-- EXTRACTED INFORMATION --

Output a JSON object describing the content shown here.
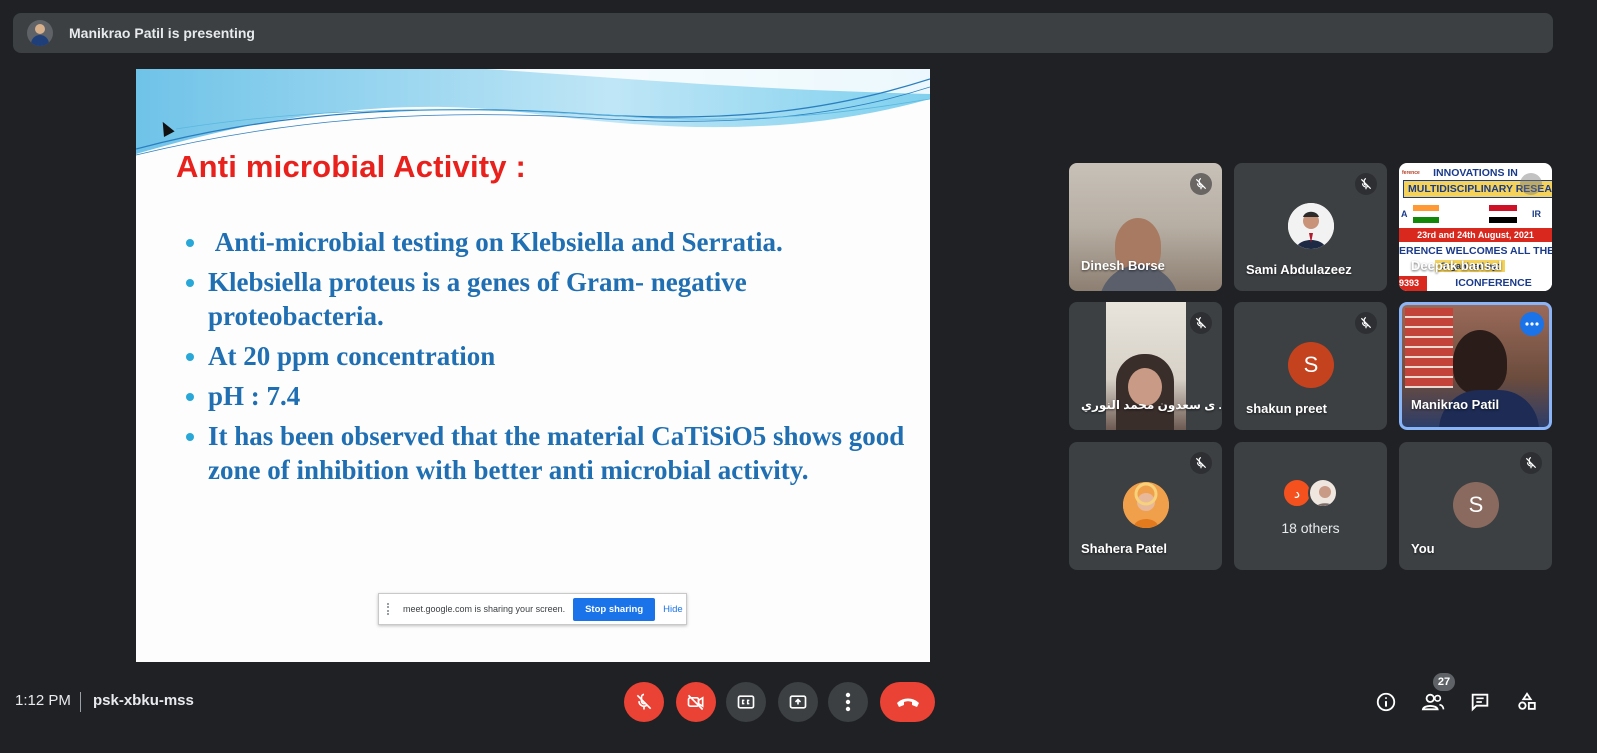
{
  "presenting_bar": {
    "text": "Manikrao Patil is presenting"
  },
  "slide": {
    "title": "Anti microbial Activity :",
    "bullets": [
      " Anti-microbial testing on Klebsiella and Serratia.",
      "Klebsiella proteus is a genes of Gram- negative proteobacteria.",
      "At 20 ppm concentration",
      "pH : 7.4",
      "It has been observed that the material CaTiSiO5 shows good zone of inhibition with better anti microbial activity."
    ],
    "share_notice": {
      "text": "meet.google.com is sharing your screen.",
      "stop_label": "Stop sharing",
      "hide_label": "Hide"
    }
  },
  "participants": [
    {
      "name": "Dinesh Borse",
      "muted": true
    },
    {
      "name": "Sami Abdulazeez",
      "muted": true
    },
    {
      "name": "Deepak bansal",
      "muted": false
    },
    {
      "name": "ى سعدون محمد النوري ...",
      "muted": true
    },
    {
      "name": "shakun preet",
      "muted": true,
      "avatar_letter": "S",
      "avatar_color": "#c5421e"
    },
    {
      "name": "Manikrao Patil",
      "muted": false
    },
    {
      "name": "Shahera Patel",
      "muted": true
    },
    {
      "name": "18 others",
      "muted": false
    },
    {
      "name": "You",
      "muted": true,
      "avatar_letter": "S",
      "avatar_color": "#8a6a5f"
    }
  ],
  "others_avatar": {
    "letter": "د",
    "color": "#f4511e"
  },
  "banner": {
    "line1": "INNOVATIONS IN",
    "line2": "MULTIDISCIPLINARY RESEA",
    "left_code": "A",
    "right_code": "IR",
    "date": "23rd and 24th August, 2021",
    "welcome": "ERENCE WELCOMES ALL THE DELE",
    "organized": "Organized by:",
    "number": "9393",
    "conference": "ICONFERENCE",
    "tag": "ference"
  },
  "bottom_bar": {
    "time": "1:12 PM",
    "meeting_code": "psk-xbku-mss",
    "participant_count": "27"
  },
  "colors": {
    "accent_blue": "#1a73e8",
    "end_call_red": "#ea4335",
    "surface": "#3c4043",
    "background": "#202124"
  }
}
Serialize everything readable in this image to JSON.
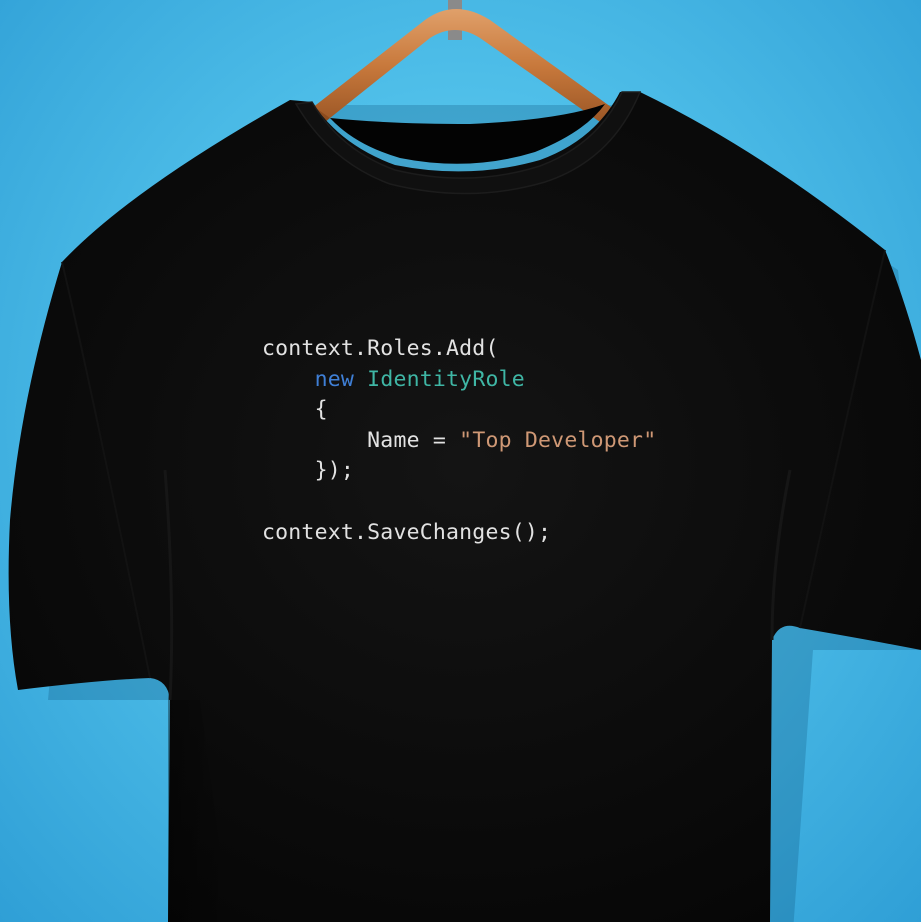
{
  "colors": {
    "background": "#4fbfe9",
    "shirt": "#0a0a0a",
    "hanger": "#c8793c",
    "code_default": "#e2e2e2",
    "code_keyword": "#3f7fd6",
    "code_type": "#3fb6a5",
    "code_string": "#cf9875"
  },
  "code": {
    "line1": "context.Roles.Add(",
    "line2_keyword": "new",
    "line2_type": "IdentityRole",
    "line3": "{",
    "line4_name": "Name = ",
    "line4_string": "\"Top Developer\"",
    "line5": "});",
    "line7": "context.SaveChanges();"
  }
}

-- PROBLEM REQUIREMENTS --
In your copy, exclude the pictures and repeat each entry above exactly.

-- REPLY TO THE EXERCISE --
Output a JSON object describing the content shown here.
{
  "presenting_bar": {
    "text": "Manikrao Patil is presenting"
  },
  "slide": {
    "title": "Anti microbial Activity :",
    "bullets": [
      " Anti-microbial testing on Klebsiella and Serratia.",
      "Klebsiella proteus is a genes of Gram- negative proteobacteria.",
      "At 20 ppm concentration",
      "pH : 7.4",
      "It has been observed that the material CaTiSiO5 shows good zone of inhibition with better anti microbial activity."
    ],
    "share_notice": {
      "text": "meet.google.com is sharing your screen.",
      "stop_label": "Stop sharing",
      "hide_label": "Hide"
    }
  },
  "participants": [
    {
      "name": "Dinesh Borse",
      "muted": true
    },
    {
      "name": "Sami Abdulazeez",
      "muted": true
    },
    {
      "name": "Deepak bansal",
      "muted": false
    },
    {
      "name": "ى سعدون محمد النوري ...",
      "muted": true
    },
    {
      "name": "shakun preet",
      "muted": true,
      "avatar_letter": "S",
      "avatar_color": "#c5421e"
    },
    {
      "name": "Manikrao Patil",
      "muted": false
    },
    {
      "name": "Shahera Patel",
      "muted": true
    },
    {
      "name": "18 others",
      "muted": false
    },
    {
      "name": "You",
      "muted": true,
      "avatar_letter": "S",
      "avatar_color": "#8a6a5f"
    }
  ],
  "others_avatar": {
    "letter": "د",
    "color": "#f4511e"
  },
  "banner": {
    "line1": "INNOVATIONS IN",
    "line2": "MULTIDISCIPLINARY RESEA",
    "left_code": "A",
    "right_code": "IR",
    "date": "23rd and 24th August, 2021",
    "welcome": "ERENCE WELCOMES ALL THE DELE",
    "organized": "Organized by:",
    "number": "9393",
    "conference": "ICONFERENCE",
    "tag": "ference"
  },
  "bottom_bar": {
    "time": "1:12 PM",
    "meeting_code": "psk-xbku-mss",
    "participant_count": "27"
  },
  "colors": {
    "accent_blue": "#1a73e8",
    "end_call_red": "#ea4335",
    "surface": "#3c4043",
    "background": "#202124"
  }
}
Serialize everything readable in this image to JSON.
{
  "colors": {
    "background": "#4fbfe9",
    "shirt": "#0a0a0a",
    "hanger": "#c8793c",
    "code_default": "#e2e2e2",
    "code_keyword": "#3f7fd6",
    "code_type": "#3fb6a5",
    "code_string": "#cf9875"
  },
  "code": {
    "line1": "context.Roles.Add(",
    "line2_keyword": "new",
    "line2_type": "IdentityRole",
    "line3": "{",
    "line4_name": "Name = ",
    "line4_string": "\"Top Developer\"",
    "line5": "});",
    "line7": "context.SaveChanges();"
  }
}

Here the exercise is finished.